Date of Award
Doctor of Philosophy
Educational Leadership and Policy Studies
Soko S. Starobin
The global economy requires the U.S. higher education develop a well-educated workforce with international perspective. One way to accomplish this goal is to focus on community colleges' role in expanding the pool of domestic and international graduates with college degrees. This study aimed at investigating how self-efficacy interacts with other key factors to function as a psychosocial mechanism that affects community college students' degree aspiration and how such a mechanism functions differently for international and domestic students. The purpose of this study can be specified in two aspects: a) to examine how self-efficacy influences community college students' degree aspiration with the consideration of its interaction with other key factors, and b) to investigate whether there are any differences between domestic and international community college students in the psychosocial mechanism of how self-efficacy influences degree aspiration.
This research developed a conceptual framework based on Bandura's (1973; 1986) self-efficacy theory, Lent's (1994) social cognitive career theory, social capital theory (Bourdieu, 1986; Coleman, 1988), and status attainment theory (Blau & Duncan, 1967). The hypothesized conceptual model emphasized the role of self-efficacy as well as its interaction with other key factors such as social capital, personal input, high school experiences, transfer readiness, and community college supports and barriers. The conceptual model was designed to test how self-efficacy and the other key factors functioned interactively and influenced community college students' degree aspiration.

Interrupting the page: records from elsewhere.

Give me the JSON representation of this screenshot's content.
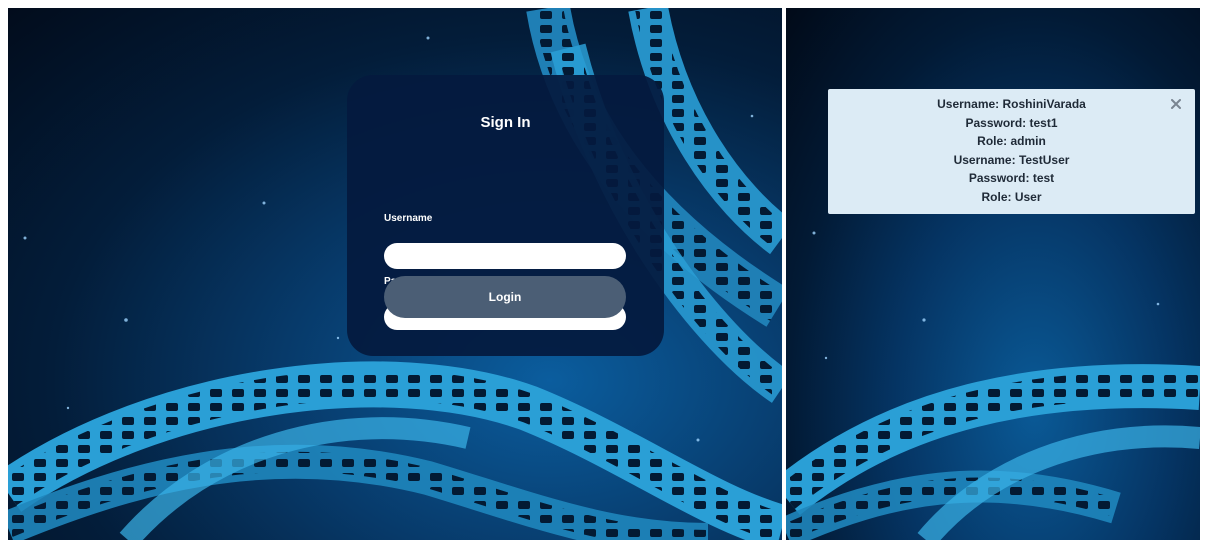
{
  "login": {
    "title": "Sign In",
    "username_label": "Username",
    "username_value": "",
    "password_label": "Password",
    "password_value": "",
    "login_button": "Login"
  },
  "credentials": {
    "lines": [
      "Username: RoshiniVarada",
      "Password: test1",
      "Role: admin",
      "Username: TestUser",
      "Password: test",
      "Role: User"
    ],
    "close_icon": "close-icon"
  },
  "colors": {
    "card_background": "#041a3e",
    "button_background": "#4b5e75",
    "info_box_background": "#dcebf5",
    "film_strip": "#2a9fd6"
  }
}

The Sunshine College (pseudonym), a multi-campus community college located in Florida, was selected as the participating college in this study. An on-line survey, STEM Student Success Literacy (SSSL) Survey, was implicated to Sunshine College in order to collect data about community college students' self-efficacy, degree aspiration, and other key factors included in the conceptual model. Structural Equation Modeling (SEM) techniques were adopted to examine the fit of the conceptual model with the entire sample as well as two sub-samples, international and domestic community college students. In addition, descriptive analysis, comparative analysis, and factor analysis were also conducted for answering the research questions.
Results of this study indicated that high self-efficacy students comprised of more females, older students, students with higher social capital level and higher degree aspiration, and those with higher GPA in college. No significant differences in self-efficacy level were found between international and domestic students. Based on factor analysis, three general self-efficacy constructs: effort, initiative, and time management were included in the measurement model for testing. The SEM analysis finalized a statistical model that explains the psychosocial mechanism of how self-efficacy influences degree aspiration. In particular, self-efficacy was found both directly and indirectly (via transfer readiness) impacting degree aspiration. Other key factors such as high school experiences, age, native language and ethnicity were found indirectly influencing degree aspiration through the mediation of self-efficacy.

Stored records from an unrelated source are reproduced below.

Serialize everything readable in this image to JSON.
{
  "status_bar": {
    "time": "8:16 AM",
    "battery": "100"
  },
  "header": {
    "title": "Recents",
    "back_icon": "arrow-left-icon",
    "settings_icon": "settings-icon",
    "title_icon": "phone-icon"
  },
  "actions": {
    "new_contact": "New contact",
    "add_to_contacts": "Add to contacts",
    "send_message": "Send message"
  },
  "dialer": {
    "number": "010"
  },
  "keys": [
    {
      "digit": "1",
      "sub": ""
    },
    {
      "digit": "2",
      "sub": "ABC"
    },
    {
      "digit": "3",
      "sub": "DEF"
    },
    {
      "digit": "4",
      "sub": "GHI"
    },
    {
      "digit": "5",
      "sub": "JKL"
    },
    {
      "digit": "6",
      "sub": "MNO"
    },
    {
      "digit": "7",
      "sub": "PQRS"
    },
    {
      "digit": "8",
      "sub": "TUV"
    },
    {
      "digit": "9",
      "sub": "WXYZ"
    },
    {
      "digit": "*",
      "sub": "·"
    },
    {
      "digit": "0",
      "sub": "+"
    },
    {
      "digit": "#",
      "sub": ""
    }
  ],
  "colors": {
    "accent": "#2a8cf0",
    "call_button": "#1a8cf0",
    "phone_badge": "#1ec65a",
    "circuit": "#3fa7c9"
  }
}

Findings of this study contributed to the existing literatures and added knowledge by a) focusing on community college students, b) utilizing general self-efficacy constructs, and c) emphasizing international students' psychosocial formation of degree aspiration. The psychosocial mechanism revealed by this study can help community college educators better understand community college students' (both domestic and international students) psychological world, and eventually facilitate their academic and career success.

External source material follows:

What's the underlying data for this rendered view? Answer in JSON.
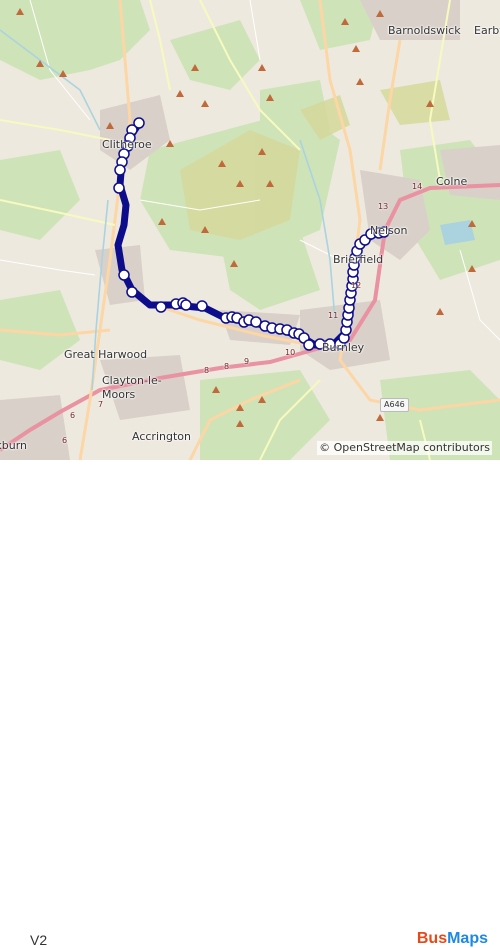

Chen, Yu, "The influence of self-efficacy on degree aspiration among domestic and international community college students" (2014). Graduate Theses and Dissertations. 14026.